== Source material

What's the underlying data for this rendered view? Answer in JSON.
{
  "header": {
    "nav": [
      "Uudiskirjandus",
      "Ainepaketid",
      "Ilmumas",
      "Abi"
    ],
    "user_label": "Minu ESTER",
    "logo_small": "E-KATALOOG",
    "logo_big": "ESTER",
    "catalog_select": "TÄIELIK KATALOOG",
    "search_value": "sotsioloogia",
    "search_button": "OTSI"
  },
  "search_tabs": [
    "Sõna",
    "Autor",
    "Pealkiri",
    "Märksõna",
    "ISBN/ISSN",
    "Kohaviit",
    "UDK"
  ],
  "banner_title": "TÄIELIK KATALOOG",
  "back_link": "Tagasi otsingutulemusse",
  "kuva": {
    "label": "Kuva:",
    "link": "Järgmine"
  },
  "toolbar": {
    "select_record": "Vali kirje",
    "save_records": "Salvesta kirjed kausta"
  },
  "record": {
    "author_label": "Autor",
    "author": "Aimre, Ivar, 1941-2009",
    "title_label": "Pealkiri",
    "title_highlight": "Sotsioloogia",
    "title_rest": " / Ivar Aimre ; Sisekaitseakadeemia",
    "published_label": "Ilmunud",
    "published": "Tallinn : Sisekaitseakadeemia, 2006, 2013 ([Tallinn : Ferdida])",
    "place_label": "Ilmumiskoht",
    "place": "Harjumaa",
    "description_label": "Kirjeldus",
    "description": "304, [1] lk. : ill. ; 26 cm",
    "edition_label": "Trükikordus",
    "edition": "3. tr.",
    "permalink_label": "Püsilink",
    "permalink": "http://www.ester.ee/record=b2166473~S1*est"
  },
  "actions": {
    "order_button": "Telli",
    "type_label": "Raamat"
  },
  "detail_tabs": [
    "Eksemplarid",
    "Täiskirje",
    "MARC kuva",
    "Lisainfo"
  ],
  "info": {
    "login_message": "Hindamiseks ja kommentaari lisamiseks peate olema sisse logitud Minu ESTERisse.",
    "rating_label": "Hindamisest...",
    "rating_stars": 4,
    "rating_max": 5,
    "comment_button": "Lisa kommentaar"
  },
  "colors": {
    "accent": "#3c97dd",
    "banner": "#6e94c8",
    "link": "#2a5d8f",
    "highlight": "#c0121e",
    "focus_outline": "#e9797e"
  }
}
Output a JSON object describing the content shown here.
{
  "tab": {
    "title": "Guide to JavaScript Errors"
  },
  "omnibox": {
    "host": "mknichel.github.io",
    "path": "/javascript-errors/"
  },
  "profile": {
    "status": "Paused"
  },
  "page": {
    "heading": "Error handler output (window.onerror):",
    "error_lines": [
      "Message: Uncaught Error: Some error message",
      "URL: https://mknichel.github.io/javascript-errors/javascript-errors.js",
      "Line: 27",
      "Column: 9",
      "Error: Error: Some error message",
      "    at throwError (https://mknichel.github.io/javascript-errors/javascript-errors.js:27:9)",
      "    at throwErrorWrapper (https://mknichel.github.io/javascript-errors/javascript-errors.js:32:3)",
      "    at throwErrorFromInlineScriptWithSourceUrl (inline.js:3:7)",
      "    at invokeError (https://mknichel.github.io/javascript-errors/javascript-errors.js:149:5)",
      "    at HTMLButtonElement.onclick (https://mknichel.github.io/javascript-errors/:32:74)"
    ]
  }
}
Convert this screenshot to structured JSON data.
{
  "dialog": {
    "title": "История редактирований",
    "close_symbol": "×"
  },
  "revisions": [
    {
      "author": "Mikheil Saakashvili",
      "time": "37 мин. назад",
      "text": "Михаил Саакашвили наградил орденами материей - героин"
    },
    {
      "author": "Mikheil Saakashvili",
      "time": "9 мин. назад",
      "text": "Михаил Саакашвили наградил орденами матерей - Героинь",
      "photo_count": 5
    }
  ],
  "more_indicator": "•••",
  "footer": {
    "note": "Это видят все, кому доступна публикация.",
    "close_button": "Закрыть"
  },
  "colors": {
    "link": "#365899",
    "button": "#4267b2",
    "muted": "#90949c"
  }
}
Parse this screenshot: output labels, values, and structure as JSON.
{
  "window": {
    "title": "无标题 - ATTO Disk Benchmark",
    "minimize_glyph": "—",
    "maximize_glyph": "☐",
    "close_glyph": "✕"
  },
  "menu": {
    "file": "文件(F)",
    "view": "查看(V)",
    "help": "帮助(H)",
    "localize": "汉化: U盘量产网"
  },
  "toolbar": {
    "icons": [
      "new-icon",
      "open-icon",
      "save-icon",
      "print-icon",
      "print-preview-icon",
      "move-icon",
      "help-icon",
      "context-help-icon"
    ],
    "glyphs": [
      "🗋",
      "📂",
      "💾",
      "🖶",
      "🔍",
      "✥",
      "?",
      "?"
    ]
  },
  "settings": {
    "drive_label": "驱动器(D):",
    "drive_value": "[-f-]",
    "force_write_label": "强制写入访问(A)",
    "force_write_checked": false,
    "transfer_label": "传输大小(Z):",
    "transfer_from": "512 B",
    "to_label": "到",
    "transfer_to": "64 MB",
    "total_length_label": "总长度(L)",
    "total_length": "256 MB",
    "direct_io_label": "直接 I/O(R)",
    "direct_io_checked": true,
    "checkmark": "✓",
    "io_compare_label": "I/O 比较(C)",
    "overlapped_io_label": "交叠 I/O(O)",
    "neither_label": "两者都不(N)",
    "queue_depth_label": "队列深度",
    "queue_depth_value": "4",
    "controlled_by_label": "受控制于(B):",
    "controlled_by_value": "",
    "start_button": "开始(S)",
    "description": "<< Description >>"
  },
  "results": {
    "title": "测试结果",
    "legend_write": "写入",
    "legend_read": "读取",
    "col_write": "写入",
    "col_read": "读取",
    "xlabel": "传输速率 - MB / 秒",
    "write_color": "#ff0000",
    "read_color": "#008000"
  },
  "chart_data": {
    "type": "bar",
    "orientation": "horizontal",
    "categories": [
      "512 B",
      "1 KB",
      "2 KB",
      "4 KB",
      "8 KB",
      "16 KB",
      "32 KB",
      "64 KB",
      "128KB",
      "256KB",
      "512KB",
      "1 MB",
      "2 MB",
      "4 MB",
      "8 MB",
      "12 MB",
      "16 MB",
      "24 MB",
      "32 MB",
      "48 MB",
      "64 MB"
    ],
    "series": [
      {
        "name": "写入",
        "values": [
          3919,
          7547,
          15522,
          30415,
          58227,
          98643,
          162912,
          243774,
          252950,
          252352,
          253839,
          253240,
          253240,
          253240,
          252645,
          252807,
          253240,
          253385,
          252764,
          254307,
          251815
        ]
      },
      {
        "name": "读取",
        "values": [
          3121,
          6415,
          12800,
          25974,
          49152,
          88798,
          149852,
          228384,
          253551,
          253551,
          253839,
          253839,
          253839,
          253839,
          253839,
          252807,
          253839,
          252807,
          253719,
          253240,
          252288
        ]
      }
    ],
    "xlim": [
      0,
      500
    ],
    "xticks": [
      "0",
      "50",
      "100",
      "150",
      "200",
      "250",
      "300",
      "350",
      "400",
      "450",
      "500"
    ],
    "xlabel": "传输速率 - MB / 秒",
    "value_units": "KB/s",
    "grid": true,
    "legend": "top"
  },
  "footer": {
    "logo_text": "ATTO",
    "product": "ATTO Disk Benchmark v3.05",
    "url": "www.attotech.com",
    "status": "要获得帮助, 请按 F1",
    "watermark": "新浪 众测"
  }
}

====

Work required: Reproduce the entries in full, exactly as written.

Task output:
What's the underlying data for this rendered view? Answer in JSON.
{
  "header": {
    "nav": [
      "Uudiskirjandus",
      "Ainepaketid",
      "Ilmumas",
      "Abi"
    ],
    "user_label": "Minu ESTER",
    "logo_small": "E-KATALOOG",
    "logo_big": "ESTER",
    "catalog_select": "TÄIELIK KATALOOG",
    "search_value": "sotsioloogia",
    "search_button": "OTSI"
  },
  "search_tabs": [
    "Sõna",
    "Autor",
    "Pealkiri",
    "Märksõna",
    "ISBN/ISSN",
    "Kohaviit",
    "UDK"
  ],
  "banner_title": "TÄIELIK KATALOOG",
  "back_link": "Tagasi otsingutulemusse",
  "kuva": {
    "label": "Kuva:",
    "link": "Järgmine"
  },
  "toolbar": {
    "select_record": "Vali kirje",
    "save_records": "Salvesta kirjed kausta"
  },
  "record": {
    "author_label": "Autor",
    "author": "Aimre, Ivar, 1941-2009",
    "title_label": "Pealkiri",
    "title_highlight": "Sotsioloogia",
    "title_rest": " / Ivar Aimre ; Sisekaitseakadeemia",
    "published_label": "Ilmunud",
    "published": "Tallinn : Sisekaitseakadeemia, 2006, 2013 ([Tallinn : Ferdida])",
    "place_label": "Ilmumiskoht",
    "place": "Harjumaa",
    "description_label": "Kirjeldus",
    "description": "304, [1] lk. : ill. ; 26 cm",
    "edition_label": "Trükikordus",
    "edition": "3. tr.",
    "permalink_label": "Püsilink",
    "permalink": "http://www.ester.ee/record=b2166473~S1*est"
  },
  "actions": {
    "order_button": "Telli",
    "type_label": "Raamat"
  },
  "detail_tabs": [
    "Eksemplarid",
    "Täiskirje",
    "MARC kuva",
    "Lisainfo"
  ],
  "info": {
    "login_message": "Hindamiseks ja kommentaari lisamiseks peate olema sisse logitud Minu ESTERisse.",
    "rating_label": "Hindamisest...",
    "rating_stars": 4,
    "rating_max": 5,
    "comment_button": "Lisa kommentaar"
  },
  "colors": {
    "accent": "#3c97dd",
    "banner": "#6e94c8",
    "link": "#2a5d8f",
    "highlight": "#c0121e",
    "focus_outline": "#e9797e"
  }
}
Output a JSON object describing the content shown here.
{
  "tab": {
    "title": "Guide to JavaScript Errors"
  },
  "omnibox": {
    "host": "mknichel.github.io",
    "path": "/javascript-errors/"
  },
  "profile": {
    "status": "Paused"
  },
  "page": {
    "heading": "Error handler output (window.onerror):",
    "error_lines": [
      "Message: Uncaught Error: Some error message",
      "URL: https://mknichel.github.io/javascript-errors/javascript-errors.js",
      "Line: 27",
      "Column: 9",
      "Error: Error: Some error message",
      "    at throwError (https://mknichel.github.io/javascript-errors/javascript-errors.js:27:9)",
      "    at throwErrorWrapper (https://mknichel.github.io/javascript-errors/javascript-errors.js:32:3)",
      "    at throwErrorFromInlineScriptWithSourceUrl (inline.js:3:7)",
      "    at invokeError (https://mknichel.github.io/javascript-errors/javascript-errors.js:149:5)",
      "    at HTMLButtonElement.onclick (https://mknichel.github.io/javascript-errors/:32:74)"
    ]
  }
}
Convert this screenshot to structured JSON data.
{
  "dialog": {
    "title": "История редактирований",
    "close_symbol": "×"
  },
  "revisions": [
    {
      "author": "Mikheil Saakashvili",
      "time": "37 мин. назад",
      "text": "Михаил Саакашвили наградил орденами материей - героин"
    },
    {
      "author": "Mikheil Saakashvili",
      "time": "9 мин. назад",
      "text": "Михаил Саакашвили наградил орденами матерей - Героинь",
      "photo_count": 5
    }
  ],
  "more_indicator": "•••",
  "footer": {
    "note": "Это видят все, кому доступна публикация.",
    "close_button": "Закрыть"
  },
  "colors": {
    "link": "#365899",
    "button": "#4267b2",
    "muted": "#90949c"
  }
}
Parse this screenshot: output labels, values, and structure as JSON.
{
  "window": {
    "title": "无标题 - ATTO Disk Benchmark",
    "minimize_glyph": "—",
    "maximize_glyph": "☐",
    "close_glyph": "✕"
  },
  "menu": {
    "file": "文件(F)",
    "view": "查看(V)",
    "help": "帮助(H)",
    "localize": "汉化: U盘量产网"
  },
  "toolbar": {
    "icons": [
      "new-icon",
      "open-icon",
      "save-icon",
      "print-icon",
      "print-preview-icon",
      "move-icon",
      "help-icon",
      "context-help-icon"
    ],
    "glyphs": [
      "🗋",
      "📂",
      "💾",
      "🖶",
      "🔍",
      "✥",
      "?",
      "?"
    ]
  },
  "settings": {
    "drive_label": "驱动器(D):",
    "drive_value": "[-f-]",
    "force_write_label": "强制写入访问(A)",
    "force_write_checked": false,
    "transfer_label": "传输大小(Z):",
    "transfer_from": "512 B",
    "to_label": "到",
    "transfer_to": "64 MB",
    "total_length_label": "总长度(L)",
    "total_length": "256 MB",
    "direct_io_label": "直接 I/O(R)",
    "direct_io_checked": true,
    "checkmark": "✓",
    "io_compare_label": "I/O 比较(C)",
    "overlapped_io_label": "交叠 I/O(O)",
    "neither_label": "两者都不(N)",
    "queue_depth_label": "队列深度",
    "queue_depth_value": "4",
    "controlled_by_label": "受控制于(B):",
    "controlled_by_value": "",
    "start_button": "开始(S)",
    "description": "<< Description >>"
  },
  "results": {
    "title": "测试结果",
    "legend_write": "写入",
    "legend_read": "读取",
    "col_write": "写入",
    "col_read": "读取",
    "xlabel": "传输速率 - MB / 秒",
    "write_color": "#ff0000",
    "read_color": "#008000"
  },
  "chart_data": {
    "type": "bar",
    "orientation": "horizontal",
    "categories": [
      "512 B",
      "1 KB",
      "2 KB",
      "4 KB",
      "8 KB",
      "16 KB",
      "32 KB",
      "64 KB",
      "128KB",
      "256KB",
      "512KB",
      "1 MB",
      "2 MB",
      "4 MB",
      "8 MB",
      "12 MB",
      "16 MB",
      "24 MB",
      "32 MB",
      "48 MB",
      "64 MB"
    ],
    "series": [
      {
        "name": "写入",
        "values": [
          3919,
          7547,
          15522,
          30415,
          58227,
          98643,
          162912,
          243774,
          252950,
          252352,
          253839,
          253240,
          253240,
          253240,
          252645,
          252807,
          253240,
          253385,
          252764,
          254307,
          251815
        ]
      },
      {
        "name": "读取",
        "values": [
          3121,
          6415,
          12800,
          25974,
          49152,
          88798,
          149852,
          228384,
          253551,
          253551,
          253839,
          253839,
          253839,
          253839,
          253839,
          252807,
          253839,
          252807,
          253719,
          253240,
          252288
        ]
      }
    ],
    "xlim": [
      0,
      500
    ],
    "xticks": [
      "0",
      "50",
      "100",
      "150",
      "200",
      "250",
      "300",
      "350",
      "400",
      "450",
      "500"
    ],
    "xlabel": "传输速率 - MB / 秒",
    "value_units": "KB/s",
    "grid": true,
    "legend": "top"
  },
  "footer": {
    "logo_text": "ATTO",
    "product": "ATTO Disk Benchmark v3.05",
    "url": "www.attotech.com",
    "status": "要获得帮助, 请按 F1",
    "watermark": "新浪 众测"
  }
}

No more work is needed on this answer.